**What is being asked**
Go over these records and count the lines with the string "nPeername" in them; the count is all that should be returned.

**Exercise input**

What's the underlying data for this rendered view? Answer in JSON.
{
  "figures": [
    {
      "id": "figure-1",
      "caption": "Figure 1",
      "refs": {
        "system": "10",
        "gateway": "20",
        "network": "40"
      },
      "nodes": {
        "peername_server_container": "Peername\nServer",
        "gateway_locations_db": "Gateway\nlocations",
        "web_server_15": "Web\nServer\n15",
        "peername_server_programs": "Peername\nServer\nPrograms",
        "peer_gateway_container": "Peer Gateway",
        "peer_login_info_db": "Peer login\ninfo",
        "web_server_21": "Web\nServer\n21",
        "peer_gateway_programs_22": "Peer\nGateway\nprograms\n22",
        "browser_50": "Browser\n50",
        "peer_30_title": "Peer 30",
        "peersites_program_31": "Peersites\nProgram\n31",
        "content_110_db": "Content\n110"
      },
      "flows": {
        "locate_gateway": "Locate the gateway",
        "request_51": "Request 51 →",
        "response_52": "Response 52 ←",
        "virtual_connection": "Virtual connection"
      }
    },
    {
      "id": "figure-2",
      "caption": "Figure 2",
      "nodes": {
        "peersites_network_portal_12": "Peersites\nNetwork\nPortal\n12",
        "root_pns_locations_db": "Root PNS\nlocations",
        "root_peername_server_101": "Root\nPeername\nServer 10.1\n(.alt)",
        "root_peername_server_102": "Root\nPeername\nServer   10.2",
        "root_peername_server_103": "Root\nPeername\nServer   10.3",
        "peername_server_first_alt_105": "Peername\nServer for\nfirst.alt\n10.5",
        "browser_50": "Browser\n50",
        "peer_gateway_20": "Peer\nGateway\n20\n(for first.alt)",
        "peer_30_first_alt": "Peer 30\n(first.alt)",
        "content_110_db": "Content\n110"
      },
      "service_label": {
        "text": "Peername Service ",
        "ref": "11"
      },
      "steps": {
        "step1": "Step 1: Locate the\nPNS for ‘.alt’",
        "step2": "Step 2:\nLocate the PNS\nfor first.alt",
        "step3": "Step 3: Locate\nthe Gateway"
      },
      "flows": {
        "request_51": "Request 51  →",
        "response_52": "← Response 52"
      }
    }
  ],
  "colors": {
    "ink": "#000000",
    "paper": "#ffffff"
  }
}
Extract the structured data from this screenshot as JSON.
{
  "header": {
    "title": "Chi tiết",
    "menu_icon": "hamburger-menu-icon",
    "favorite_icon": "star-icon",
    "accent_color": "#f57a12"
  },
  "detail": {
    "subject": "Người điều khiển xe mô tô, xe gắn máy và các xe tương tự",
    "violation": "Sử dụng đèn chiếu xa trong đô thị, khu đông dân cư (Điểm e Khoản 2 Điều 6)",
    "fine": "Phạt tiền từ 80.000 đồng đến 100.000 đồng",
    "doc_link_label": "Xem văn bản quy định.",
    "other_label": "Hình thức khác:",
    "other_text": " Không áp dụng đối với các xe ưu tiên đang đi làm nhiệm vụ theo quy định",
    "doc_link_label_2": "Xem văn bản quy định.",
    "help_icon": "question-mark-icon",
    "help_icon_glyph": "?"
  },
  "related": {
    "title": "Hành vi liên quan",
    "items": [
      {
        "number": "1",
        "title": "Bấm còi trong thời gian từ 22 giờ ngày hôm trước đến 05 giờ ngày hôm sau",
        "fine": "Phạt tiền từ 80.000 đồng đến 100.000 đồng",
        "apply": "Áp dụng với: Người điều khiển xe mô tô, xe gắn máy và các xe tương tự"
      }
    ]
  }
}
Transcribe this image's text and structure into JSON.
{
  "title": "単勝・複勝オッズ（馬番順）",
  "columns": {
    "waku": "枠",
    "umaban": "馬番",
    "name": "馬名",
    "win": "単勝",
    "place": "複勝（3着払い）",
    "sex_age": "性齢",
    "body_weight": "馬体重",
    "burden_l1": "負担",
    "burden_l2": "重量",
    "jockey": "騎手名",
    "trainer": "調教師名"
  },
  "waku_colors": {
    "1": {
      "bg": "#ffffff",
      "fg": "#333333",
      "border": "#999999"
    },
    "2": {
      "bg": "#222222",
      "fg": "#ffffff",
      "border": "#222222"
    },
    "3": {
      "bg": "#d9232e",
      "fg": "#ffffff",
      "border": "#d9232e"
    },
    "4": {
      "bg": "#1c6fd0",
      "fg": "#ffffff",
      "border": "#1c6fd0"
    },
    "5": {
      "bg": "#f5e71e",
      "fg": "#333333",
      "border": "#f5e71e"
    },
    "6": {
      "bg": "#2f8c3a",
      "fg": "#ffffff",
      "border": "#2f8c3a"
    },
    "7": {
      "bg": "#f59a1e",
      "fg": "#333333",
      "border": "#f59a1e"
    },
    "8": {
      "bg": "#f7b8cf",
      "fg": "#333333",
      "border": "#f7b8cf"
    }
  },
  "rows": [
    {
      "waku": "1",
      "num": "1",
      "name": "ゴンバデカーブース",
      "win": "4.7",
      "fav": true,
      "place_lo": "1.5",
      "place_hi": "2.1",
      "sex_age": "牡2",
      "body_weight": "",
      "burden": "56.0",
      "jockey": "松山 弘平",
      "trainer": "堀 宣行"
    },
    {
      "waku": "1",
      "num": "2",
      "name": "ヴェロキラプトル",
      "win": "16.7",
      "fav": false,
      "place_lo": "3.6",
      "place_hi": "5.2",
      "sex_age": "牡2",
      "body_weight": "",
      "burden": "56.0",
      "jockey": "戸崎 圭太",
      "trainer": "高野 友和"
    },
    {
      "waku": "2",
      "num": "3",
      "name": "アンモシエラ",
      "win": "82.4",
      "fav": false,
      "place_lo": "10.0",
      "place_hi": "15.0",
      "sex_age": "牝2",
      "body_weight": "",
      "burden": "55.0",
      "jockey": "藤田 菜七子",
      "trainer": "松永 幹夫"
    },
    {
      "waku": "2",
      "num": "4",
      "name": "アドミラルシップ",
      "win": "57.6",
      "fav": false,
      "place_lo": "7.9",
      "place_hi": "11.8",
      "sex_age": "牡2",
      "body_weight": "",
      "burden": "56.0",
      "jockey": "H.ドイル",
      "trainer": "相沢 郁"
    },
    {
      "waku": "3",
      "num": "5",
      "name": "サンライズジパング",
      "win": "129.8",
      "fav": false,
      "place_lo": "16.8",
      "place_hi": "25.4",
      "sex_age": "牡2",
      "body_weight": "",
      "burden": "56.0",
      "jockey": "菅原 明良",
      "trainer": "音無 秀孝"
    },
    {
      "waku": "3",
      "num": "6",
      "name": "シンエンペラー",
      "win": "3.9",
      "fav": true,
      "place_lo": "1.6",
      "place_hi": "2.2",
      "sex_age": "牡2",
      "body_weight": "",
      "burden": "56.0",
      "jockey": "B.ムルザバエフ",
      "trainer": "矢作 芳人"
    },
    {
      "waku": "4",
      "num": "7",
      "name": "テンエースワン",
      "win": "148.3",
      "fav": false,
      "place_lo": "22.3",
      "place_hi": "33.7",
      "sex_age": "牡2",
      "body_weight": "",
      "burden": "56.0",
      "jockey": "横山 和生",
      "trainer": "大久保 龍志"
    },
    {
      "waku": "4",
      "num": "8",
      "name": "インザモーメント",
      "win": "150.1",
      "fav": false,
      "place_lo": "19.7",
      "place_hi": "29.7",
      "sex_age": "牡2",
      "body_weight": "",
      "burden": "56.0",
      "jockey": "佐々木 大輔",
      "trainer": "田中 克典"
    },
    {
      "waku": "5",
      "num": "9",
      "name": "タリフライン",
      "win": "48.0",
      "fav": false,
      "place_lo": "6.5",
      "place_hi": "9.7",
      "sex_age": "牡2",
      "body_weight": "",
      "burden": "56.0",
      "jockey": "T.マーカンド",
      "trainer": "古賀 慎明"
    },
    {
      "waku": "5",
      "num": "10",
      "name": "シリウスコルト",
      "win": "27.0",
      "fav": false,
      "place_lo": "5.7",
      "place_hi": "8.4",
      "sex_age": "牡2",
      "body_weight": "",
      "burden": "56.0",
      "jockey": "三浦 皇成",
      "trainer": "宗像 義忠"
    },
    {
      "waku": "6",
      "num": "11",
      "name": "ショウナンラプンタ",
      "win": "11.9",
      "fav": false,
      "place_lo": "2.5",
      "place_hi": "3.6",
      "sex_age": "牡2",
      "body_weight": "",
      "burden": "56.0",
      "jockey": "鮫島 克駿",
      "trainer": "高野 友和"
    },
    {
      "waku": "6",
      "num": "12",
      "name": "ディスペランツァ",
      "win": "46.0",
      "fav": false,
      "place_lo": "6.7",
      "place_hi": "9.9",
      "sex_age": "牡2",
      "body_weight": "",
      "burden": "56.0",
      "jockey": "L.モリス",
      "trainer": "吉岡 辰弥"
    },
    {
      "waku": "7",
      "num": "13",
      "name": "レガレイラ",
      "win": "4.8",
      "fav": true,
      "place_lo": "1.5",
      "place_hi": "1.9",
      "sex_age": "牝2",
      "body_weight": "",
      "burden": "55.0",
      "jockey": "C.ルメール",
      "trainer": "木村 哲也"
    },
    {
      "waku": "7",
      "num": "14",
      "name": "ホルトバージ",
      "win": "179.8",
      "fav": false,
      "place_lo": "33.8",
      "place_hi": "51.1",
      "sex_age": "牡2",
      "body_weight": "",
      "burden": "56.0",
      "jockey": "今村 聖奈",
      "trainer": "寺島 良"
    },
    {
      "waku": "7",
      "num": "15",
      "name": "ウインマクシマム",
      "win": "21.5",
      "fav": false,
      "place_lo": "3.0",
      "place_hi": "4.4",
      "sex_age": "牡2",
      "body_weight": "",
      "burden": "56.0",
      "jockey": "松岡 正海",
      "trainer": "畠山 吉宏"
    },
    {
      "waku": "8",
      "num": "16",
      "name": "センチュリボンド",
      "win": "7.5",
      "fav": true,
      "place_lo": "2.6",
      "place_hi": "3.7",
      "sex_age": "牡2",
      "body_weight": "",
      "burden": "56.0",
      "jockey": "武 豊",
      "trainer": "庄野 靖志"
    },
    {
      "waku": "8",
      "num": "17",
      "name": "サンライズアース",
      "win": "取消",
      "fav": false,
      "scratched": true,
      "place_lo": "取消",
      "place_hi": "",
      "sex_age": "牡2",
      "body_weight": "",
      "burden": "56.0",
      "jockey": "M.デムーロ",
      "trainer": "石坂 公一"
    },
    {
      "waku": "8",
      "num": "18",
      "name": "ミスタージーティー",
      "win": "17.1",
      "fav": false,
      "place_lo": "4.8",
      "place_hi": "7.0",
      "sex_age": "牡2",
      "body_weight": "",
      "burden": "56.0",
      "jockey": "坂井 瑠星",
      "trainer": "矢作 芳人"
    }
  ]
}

**Task answer**
3